    1. Debbie Jones says:

      Thank you very much, Colleen. It is the starting out in heavy rain that’s daunting. Especially so on a bike ride, I’m sure, as there are so many more things to consider, than if you’re walking. I do hope it stayed dry for you. We had a bicycle event going through & in the village today, & there’s a big event locally, on Friday 14th, so fingers crossed for them too!

      1. Chatter Master says:

        I hope their day was as nice as mine. I didn’t get in a very long ride, but a short one is better than none! 🙂 It sounds like we both did okay!

        1. Debbie Jones says:

          Ahh that’s good, & I think you’re right. ☺️

  7. mabelfrancis says:

    As usual lovely poem, Debbie??

    1. Debbie Jones says:

      Thank you very much, Mabel! No mist since, but a fair amount of rain! ☔️

    1. Debbie Jones says:

      Ooh that’s good, thank you..I hope it didn’t spoil your view! ?

  8. Tish Farrell says:
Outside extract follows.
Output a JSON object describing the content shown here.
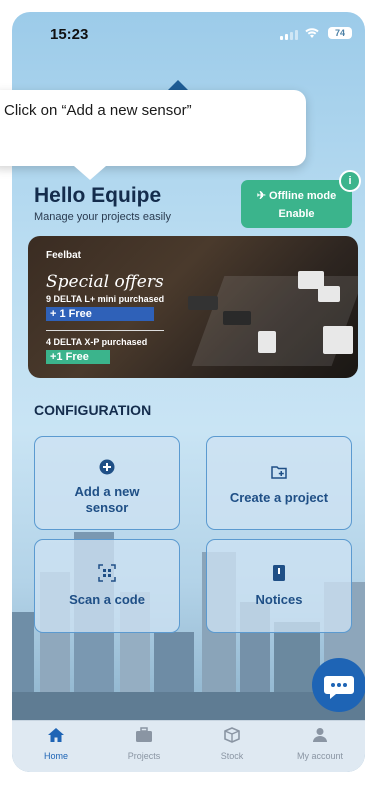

    You’ve certainly made the very best of bad weather here, Debbie – verbally and visually. There’s something about mist. Always takes me back to my childhood reading of Alan Garner and the Weirdstone of Brisingamen.

    1. Debbie Jones says:

      Thank you very much indeed, Tish. You’re right, there is something about mist. It takes me back to the “pea soupers” we had as children. Probably because there were still a fair few coal fires in houses, but also on November 6th, after Bonfire Night. That’s not a book I’ve read, so I had to do a quick google, it sounds mysteriously misty..possibly one our Grandaughter will enjoy soon. ?

  9. L.K.Middlebrook says:

    Those photos and the imagery your words created worked so well together to make this post. Really great 🙂

    1. debbiejonesalwaysamused says:

      Thank you so much for your kind comments, Liv. I love the atmosphere of the mist, so it was a thrill to be out in it! I must apologise for my late reply, especially when you’ve taken the time to read & comment on my poem. I’ve been trying to catch up on posts for the past week or so, after a busy few days. Hopefully, getting there now, many thanks, once again. ?

I Would Love To Hear From You

This site uses Akismet to reduce spam. Learn how your comment data is processed.